Happy New Year! It’s been a few weeks since I blogged, as the year kicked off with a trip to Tampa to watch the Illini (my alma mater) play (and lose) in a Bowl game. That was quickly followed with going to Orange County to speak at the inaugural “Coffee, Tea and Creamers: The Art and Science of Milk in Beverages” short course at Chapman University. This was one of a number of programs from the Dairy Business Innovation Initiative Pacific Coast Coalition funded by USDA-AMS, in collaboration with the California Dairy Innovation Center. And then there was the Winter Fancy Food Show this week in Las Vegas. 

The two industry events confirmed that startups and entrepreneurs are embracing dairy to make everything from milk tea boba to high-protein snacking cheesecakes to culinary-inspired butters. Link HERE to my Food Business News dairy-focused overview and slide show from the Winter Fancy Food Show. (The Bowl trip reminded me I am getting too old to day drink at an outdoor sports event.)  

Let’s kick start this year with what I believe will be the two most important attributes to market in dairy foods this coming year. They are probiotics and protein. 

Here’s some great news. After nearly three years of shifting priorities, the dairy industry is starting to prioritize new product development and innovation again, according to Cypress Research, Kansas City, Mo. Probiotics and protein are the two most important ingredient trends for those who participated in this confidential survey of U.S. dairy processors on behalf of Dairy Processing

I will assist with discussing findings from this survey during a free webinar on Feb. 8, 2023. Link HERE to register. 

Interest in these two ingredient categories should not be surprising, as almost all of the food and beverage trend reports and forecasts for 2023 rank gut health/immunity as a consumer priority, with protein maintaining a prominent force in health and wellness programs. One of the most reputable authorities on food and consumer trends is the International Food Information Council (IFIC), which has stated that 2023 will be a year all about healthful beverages and demands for probiotics and protein, among other trends. 

Let’s jump straight to the gut. IFIC explains that probiotics have been steadily growing in popularity, with digestive/gut health being the third most commonly sought-after benefit among Americans. Don’t expect that interest to wane in the coming year, and expect to see them more and more beyond the yogurt section, as probiotics are increasingly being added to non-traditional foods, like chocolate, ice cream, juices, sauces and even nutrition bars. 

Beverages, specifically, are viewed as an ideal delivery system for probiotics. According to IFIC’s 2022 Consumer Insights on Gut Health and Probiotics Survey, of those who try to consume probiotics, 25% say they commonly seek them out in wellness drinks. 

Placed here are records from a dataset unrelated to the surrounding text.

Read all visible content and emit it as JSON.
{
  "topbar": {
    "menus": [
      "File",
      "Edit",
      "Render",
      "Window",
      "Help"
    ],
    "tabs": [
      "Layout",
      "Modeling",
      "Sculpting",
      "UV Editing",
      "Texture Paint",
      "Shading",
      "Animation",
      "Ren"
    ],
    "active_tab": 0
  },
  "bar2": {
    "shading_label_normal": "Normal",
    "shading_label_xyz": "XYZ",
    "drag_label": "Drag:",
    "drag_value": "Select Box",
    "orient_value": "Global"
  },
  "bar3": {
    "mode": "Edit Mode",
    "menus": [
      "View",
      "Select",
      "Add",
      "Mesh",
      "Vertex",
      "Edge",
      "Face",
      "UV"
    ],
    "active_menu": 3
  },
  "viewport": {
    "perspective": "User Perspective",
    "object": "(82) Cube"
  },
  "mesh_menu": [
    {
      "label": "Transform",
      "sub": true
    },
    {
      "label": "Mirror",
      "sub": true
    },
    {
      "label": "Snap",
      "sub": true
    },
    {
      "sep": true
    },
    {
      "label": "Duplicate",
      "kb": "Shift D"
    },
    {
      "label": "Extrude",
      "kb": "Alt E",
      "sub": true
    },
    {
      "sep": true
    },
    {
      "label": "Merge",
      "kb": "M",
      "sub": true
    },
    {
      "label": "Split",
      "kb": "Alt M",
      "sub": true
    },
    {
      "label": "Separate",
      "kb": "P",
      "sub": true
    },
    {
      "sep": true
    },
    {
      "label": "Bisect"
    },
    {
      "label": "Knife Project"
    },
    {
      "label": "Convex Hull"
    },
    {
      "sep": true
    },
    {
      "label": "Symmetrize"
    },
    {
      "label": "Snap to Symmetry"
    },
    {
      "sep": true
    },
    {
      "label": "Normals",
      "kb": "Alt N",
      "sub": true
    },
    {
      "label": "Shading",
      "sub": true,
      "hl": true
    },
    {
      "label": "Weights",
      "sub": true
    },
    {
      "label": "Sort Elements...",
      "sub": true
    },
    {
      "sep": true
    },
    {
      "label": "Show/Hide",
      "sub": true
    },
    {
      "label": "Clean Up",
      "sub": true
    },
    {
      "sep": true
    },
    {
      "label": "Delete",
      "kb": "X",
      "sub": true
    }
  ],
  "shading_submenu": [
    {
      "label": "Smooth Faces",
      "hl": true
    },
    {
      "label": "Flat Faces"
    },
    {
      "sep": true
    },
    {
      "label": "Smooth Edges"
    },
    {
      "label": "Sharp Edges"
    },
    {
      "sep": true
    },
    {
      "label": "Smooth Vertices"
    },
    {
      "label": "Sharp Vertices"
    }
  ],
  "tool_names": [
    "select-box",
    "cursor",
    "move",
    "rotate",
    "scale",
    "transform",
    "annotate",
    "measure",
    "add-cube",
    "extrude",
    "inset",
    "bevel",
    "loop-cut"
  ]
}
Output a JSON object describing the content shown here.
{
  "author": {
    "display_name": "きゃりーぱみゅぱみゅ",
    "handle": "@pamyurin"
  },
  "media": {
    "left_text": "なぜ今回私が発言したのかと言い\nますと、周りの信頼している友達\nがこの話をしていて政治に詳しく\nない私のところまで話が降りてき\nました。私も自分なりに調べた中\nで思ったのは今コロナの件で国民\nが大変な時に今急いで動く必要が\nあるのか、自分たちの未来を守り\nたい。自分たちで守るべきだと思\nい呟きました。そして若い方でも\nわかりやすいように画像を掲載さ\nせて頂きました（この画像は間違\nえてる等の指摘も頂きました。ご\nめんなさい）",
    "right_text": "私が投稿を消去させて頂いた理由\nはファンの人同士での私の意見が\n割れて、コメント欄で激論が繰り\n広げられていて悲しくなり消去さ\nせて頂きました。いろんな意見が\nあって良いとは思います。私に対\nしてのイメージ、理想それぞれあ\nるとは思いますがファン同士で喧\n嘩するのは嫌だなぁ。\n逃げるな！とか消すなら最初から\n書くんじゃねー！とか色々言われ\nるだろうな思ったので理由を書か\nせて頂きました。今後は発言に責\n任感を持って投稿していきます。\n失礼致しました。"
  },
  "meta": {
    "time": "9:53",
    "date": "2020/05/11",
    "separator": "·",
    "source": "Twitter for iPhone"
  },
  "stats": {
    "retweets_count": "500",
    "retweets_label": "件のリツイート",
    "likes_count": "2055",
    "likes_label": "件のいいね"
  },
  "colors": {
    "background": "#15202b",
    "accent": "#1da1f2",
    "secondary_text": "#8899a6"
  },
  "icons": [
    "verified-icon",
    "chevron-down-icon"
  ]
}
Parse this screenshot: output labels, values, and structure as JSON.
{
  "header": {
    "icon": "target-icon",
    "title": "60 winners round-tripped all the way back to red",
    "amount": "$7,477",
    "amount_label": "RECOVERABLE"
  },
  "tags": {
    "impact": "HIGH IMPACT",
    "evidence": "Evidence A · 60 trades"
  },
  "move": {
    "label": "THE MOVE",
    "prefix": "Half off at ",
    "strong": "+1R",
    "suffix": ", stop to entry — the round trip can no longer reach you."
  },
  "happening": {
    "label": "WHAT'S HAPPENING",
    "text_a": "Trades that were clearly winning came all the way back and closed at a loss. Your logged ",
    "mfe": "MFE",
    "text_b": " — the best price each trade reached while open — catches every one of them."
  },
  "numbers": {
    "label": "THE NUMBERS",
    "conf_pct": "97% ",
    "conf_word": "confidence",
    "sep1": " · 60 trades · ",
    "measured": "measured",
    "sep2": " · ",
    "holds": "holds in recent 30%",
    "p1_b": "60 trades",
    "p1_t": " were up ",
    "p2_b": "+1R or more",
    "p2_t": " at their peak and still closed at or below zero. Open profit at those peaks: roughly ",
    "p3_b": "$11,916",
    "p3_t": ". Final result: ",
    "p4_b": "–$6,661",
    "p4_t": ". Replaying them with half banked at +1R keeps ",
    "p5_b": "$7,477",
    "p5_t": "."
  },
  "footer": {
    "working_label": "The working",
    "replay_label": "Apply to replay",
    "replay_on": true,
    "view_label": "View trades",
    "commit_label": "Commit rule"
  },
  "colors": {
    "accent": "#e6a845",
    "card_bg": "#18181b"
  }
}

IFIC’s conversation on protein is that plant-based alternatives to meat and dairy are old hat, but plant-based pasta, rice and snacks will be a growing trend in 2023. These products point a new lens on sustainability and innovation, often relying on “upcycling,” which takes plant-based food components that ordinarily would have gone to waste and processes them for use in other products. Upcycling reduces food waste and contributes to sustainable food production. 

It is true. Consumers are becoming increasingly comfortable with innovative, plant-based food alternatives, a trend that should continue in 2023. But the majority still love meat and dairy. It is paramount that the dairy industry “change the narrative about the power of dairy protein.” Link HERE to read a recent piece I wrote on this topic for Food Business News

Want to learn more about formulating with dairy proteins? Link HERE to register for the American Dairy Products Institute's "Dairy Ingredients 360 Dairy Course" starting Feb. 9, 2023. 

And here’s another good read. Link HERE to read “Consumer interest driving gut health innovation.” 

Please commit to innovating with probiotics and dairy proteins in 2023. Happy New Year!